Britain’s longest-serving Davis Cup captain Paul Hutchins has died aged 73.
Hutchins, who had motor neurone disease, directed the Davis Cup team for 13 decades and had been in charge when britain reached the 1978 final, where they were beaten by the USA.
As a player, he also reached the third round of their French Open and US Open in 1968, his best Grand Slam singles outcomes.
“It’s with dreadful despair that we leave behind him,” said that his family in a statement on Thursday.
They said Hutchins had”passed off peacefully in the presence of his family” in Wednesday.
Hutchins had four kids – son Ross is a former doubles pro who murdered in 2014 and is now primary player officer to the ATP Tour.
“Paul passionately dedicated his entire life to his loved ones and to an extraordinary career in tennis,” said the Hutchins family.
“It had been his wish for people to thank the very many that were part of this. He’ll be very dearly missed”
Hutchins, a regular BBC TV commentator in the 1980s and’90s, was britain Davis Cup captain to get a listing 31 suits in 1975 to 1987.
Hutchins was also tennis group leader for Team GB at the London 2012 Olympics and worked like a tournament manager for the Nottingham Open along with Road to Wimbledon.
“On behalf of everyone else at the LTA we have been profoundly saddened by the news of Paul Hutchins’ passing,” said LTA leader Scott Lloyd.
“He had been a real fanatic of tennis Britain, first as a player, then as a coach, captain, commentator and secretary, devoting over 50 decades of loyal service.
“Anybody who came into contact with him may not have failed to be touched by his own passion for the activity, his passion for his his real, genuine interest in people.
“While we think upon his memory, his lasting legacy to tennis will endure for quite a long time in the future.
“Our thoughts go out to his loved ones and all those who were blessed enough to know Paul.”

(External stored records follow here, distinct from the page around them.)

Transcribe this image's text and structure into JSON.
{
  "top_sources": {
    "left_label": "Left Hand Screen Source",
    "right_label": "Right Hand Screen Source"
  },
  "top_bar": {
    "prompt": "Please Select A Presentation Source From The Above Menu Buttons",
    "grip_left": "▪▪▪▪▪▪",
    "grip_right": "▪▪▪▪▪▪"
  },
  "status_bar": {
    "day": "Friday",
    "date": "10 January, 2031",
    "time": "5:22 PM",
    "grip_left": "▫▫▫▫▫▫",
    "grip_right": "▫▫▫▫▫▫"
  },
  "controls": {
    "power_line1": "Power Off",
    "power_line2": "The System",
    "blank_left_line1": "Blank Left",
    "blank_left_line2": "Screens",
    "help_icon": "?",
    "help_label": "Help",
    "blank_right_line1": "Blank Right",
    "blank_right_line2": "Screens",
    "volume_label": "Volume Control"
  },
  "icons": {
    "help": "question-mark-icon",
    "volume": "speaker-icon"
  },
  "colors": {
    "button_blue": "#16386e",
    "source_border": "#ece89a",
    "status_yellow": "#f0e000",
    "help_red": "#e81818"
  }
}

Former British number one Laura Robson said:”Saddest news. Paul has been probably the most genuinely lovely person and will be deeply missed.”